    Your post provided some insights I had not considered. Thanks

  4. First and foremost, thank you for reading the book and participating in the tour!

    You got it exactly: "Arianna is a mature, independent woman who can survive on her own with or without a man. I feel this sense of her independence has led Arianna to feel that she doesn't need a piece of paper to feel committed to a relationship."

  5. I couldn't agree more that Arianna wanted Ethan to just KNOW what she needed with out her asking. I think it's a dilemma between a all people sometimes, not just men & women. It's a trait in myself that I get frustrated with myself about, that I'll get irritated with someone for not doing what I think they should know I need them to do, or how to do it. Something I am continually working on!
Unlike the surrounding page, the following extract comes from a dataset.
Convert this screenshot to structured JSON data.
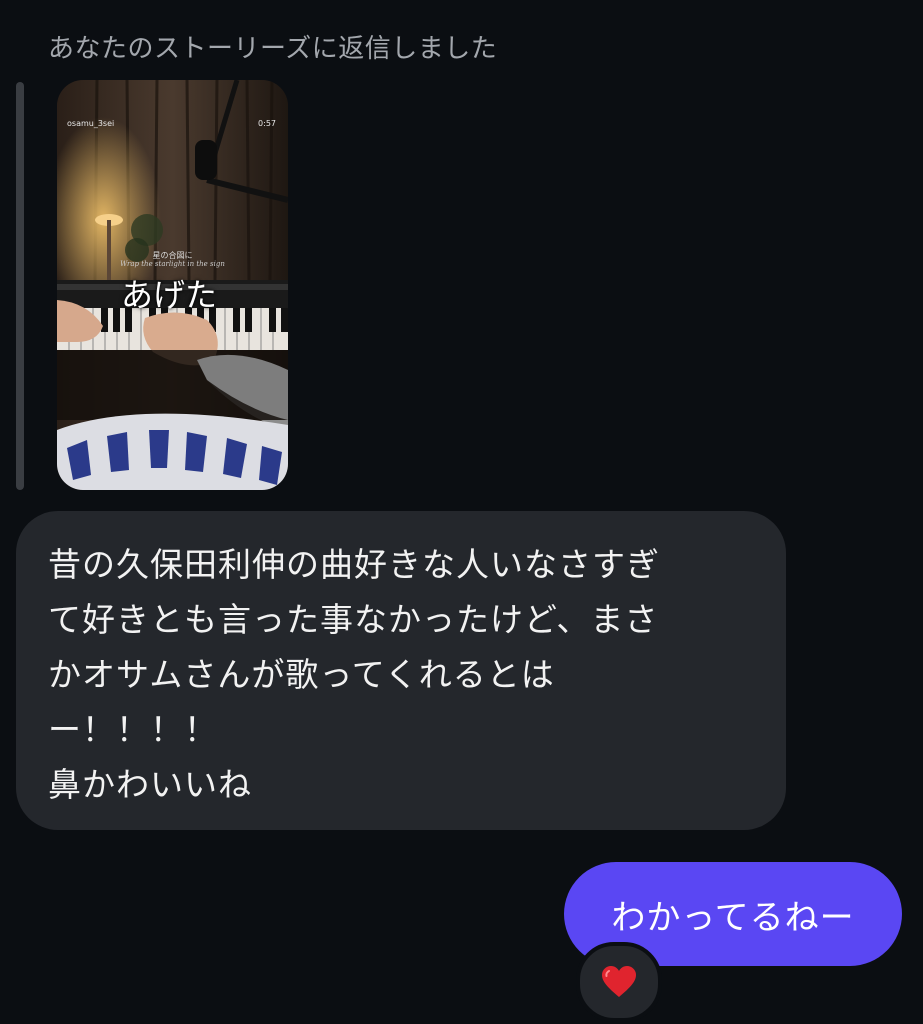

  6. Ah, mind reading... It doesn't work for boys, it doesn't work for girls. The house chores, yes, I agree, men do need clear instructions (there are no house elves after all, not in the houses I have been to), but then women need clear instructions for technical stuff (complicated stuff like adding printers, using appliances, and similar). Just because we know it, we expect people we love to know it too, which is not fair. Although honestly now, how can dirty bowls become invisible for men, HOW? You use it, you leave in on the table, it is still there in the evening, how come you don't see it, eh, HOW? But then, as I said in other comments, one can teach someone how to load (correctly) a dishwasher, but one cannot teach someone how to love. Ethan does love Arianna, and in the ends, she realises she loves him AND wants him to be in her life for good. In the beginning, when he moves in, I got the feeling she was just giving in, she was not exactly persuaded this would be the best idea. And Noah proved that. But when she gets the chance to think about her life, herself and her desires, she chooses Ethan again, who thankfully is still waiting.

    1. Yes, I agree. Arianna needed Noah in her life for that period of time in order to mull things over about her life and her choices and to finally realize that Ethan is really the one for her.